Submitted to: American Journal of Clinical Nutrition
Publication Type: Peer Reviewed Journal
Publication Acceptance Date: 2/27/2017
Publication Date: 3/29/2017
Citation: Roe, A.J., Zhang, S., Bhadelia, R.A., Johnson, E.J., Lichtenstein, A.H., Rogers, G.T., Rosenberg, I.H., Smith, C.E., Zeisel, S.E., Scott, T. 2017. Choline and its metabolites are differently associated with cardiometabolic risk factors, cardiovascular history and MRI documented cerebrovascular disease in older adults. American Journal of Clinical Nutrition. 105:1283-1290. https://doi.org/10.3945/ajcn.116.137158.

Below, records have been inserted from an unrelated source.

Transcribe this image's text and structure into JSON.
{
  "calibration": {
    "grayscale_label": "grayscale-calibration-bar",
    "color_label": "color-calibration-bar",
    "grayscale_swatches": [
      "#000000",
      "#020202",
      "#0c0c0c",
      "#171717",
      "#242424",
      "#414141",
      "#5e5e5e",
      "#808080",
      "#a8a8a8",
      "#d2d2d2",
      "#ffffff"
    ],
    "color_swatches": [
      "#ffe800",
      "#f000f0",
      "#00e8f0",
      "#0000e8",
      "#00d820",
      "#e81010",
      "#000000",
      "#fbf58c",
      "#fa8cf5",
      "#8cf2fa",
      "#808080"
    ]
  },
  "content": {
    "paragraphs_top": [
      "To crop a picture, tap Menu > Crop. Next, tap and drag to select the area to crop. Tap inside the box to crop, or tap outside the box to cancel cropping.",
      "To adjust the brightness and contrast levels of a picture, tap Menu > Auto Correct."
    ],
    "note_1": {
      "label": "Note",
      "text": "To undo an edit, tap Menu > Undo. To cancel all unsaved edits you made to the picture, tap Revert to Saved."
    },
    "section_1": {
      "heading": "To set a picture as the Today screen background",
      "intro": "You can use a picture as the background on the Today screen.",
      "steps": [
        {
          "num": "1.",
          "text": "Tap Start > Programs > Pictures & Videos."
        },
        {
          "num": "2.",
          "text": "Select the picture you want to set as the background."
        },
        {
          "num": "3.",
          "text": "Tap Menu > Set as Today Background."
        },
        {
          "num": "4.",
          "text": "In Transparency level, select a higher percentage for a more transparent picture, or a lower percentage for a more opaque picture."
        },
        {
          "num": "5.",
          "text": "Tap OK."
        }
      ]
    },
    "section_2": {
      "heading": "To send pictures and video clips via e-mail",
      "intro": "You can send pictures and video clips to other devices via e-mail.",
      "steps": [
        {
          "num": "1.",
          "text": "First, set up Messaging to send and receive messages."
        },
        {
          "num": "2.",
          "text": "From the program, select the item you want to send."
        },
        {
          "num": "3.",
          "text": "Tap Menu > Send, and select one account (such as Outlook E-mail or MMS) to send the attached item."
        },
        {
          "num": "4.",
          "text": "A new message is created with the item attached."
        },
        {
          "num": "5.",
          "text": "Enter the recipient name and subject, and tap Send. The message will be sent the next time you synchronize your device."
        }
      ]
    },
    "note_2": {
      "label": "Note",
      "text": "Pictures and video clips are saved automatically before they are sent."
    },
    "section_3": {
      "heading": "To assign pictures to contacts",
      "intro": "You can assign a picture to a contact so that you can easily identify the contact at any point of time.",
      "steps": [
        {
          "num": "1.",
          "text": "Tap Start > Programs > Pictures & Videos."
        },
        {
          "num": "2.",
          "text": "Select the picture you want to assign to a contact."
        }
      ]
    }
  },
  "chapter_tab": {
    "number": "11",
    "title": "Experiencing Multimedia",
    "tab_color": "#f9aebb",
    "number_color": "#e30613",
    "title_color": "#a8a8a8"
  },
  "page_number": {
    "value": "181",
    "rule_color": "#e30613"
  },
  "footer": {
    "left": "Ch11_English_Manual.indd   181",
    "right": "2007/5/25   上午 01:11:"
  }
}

Interpretive Summary: Choline is an essential nutrient necessary for neurodevelopment and the health and integrity of cells. It is also necessary as a precursor to acetylcholine, a neurotransmitter important for memory. There is a potential role of choline in cardiovascular and cerebrovascular disease, however, because of choline's possible link to plaque buildup in arteries and the role of some choline-related compounds in the production of cholesterol, including the "bad" cholesterol LDL. In this study, we evaluated the associations of choline and choline-related compounds in the blood with cardiovascular risk factors, history of cardiovascular disease, and cerebrovascular pathology in approximately 300 people over 60 years old who had undergone magnetic resonance imaging (MRI) of the brain. We found that choline and its metabolites (the compounds into which it is broken down) had different associations with cardio and cerebrovascular risk factors (such as LDL and HDL cholesterol and triglycerides) and with subtypes of vascular disease. People with higher concentrations of choline were more likely to have a history of cardiovascular disease and stroke but were less likely to have small blood-vessel disease in the brain. Future research will need to evaluate these relationships over time and to examine potential interactions between an individual's diet and genetic makeup in order to better understand these associations.
Technical Abstract: Background: There is a potential role of choline in cardiovascular and cerebrovascular disease through its involvement in lipid and one-carbon metabolism. Objective: We evaluated the associations of plasma choline and choline-related compounds with cardiometabolic risk factors, history of cardiovascular disease, and cerebrovascular pathology. Design: A cross-sectional subset of the Nutrition, Aging, and Memory in Elders cohort who had undergone MRI of the brain (n=296; mean +/- SD age: 73 +/- 8.1 y) was assessed. Plasma concentrations of free choline, betaine, and phosphatidylcholine were measured with the use of liquid-chromatography-stable-isotope dilution-multiple-reaction monitoring-mass spectrometry. A volumetric analysis of MRI was used to determine the cerebrovascular pathology (white-matter hyperintensities and small- and large-vessel infarcts). Multiple linear and logistic regression models were used to examine relations of plasma measures with cardiometabolic risk factors, history of cardiovascular disease, and radiologic evidence of cerebrovascular pathology. Results: Higher concentrations of plasma choline were associated with an unfavorable cardiometabolic risk-factor profile [lower highdensity lipoprotein (HDL) cholesterol, higher total homocysteine, and higher body mass index (BMI)] and greater odds of large-vessel cerebral vascular disease or history of cardiovascular disease but lower odds of small-vessel cerebral vascular disease. Conversely, higher concentrations of plasma betaine were associated with a favorable cardiometabolic risk-factor profile [lower low-density lipoprotein (LDL) cholesterol and triglycerides] and lower odds of diabetes. Higher concentrations of plasma phosphatidylcholine were associated with characteristics of both a favorable cardiometabolic risk-factor profile (higher HDL cholesterol, lower BMI, lower C-reactive protein, lower waist circumference, and lower odds of hypertension and diabetes) and an unfavorable profile (higher LDL cholesterol and triglycerides). Conclusion: Choline and its metabolites have differential associations with cardiometabolic risk factors and subtypes of vascular disease, thereby suggesting differing roles in the pathogenesis of cardiovascular and cerebral large-vessel disease compared with that of small-vessel disease.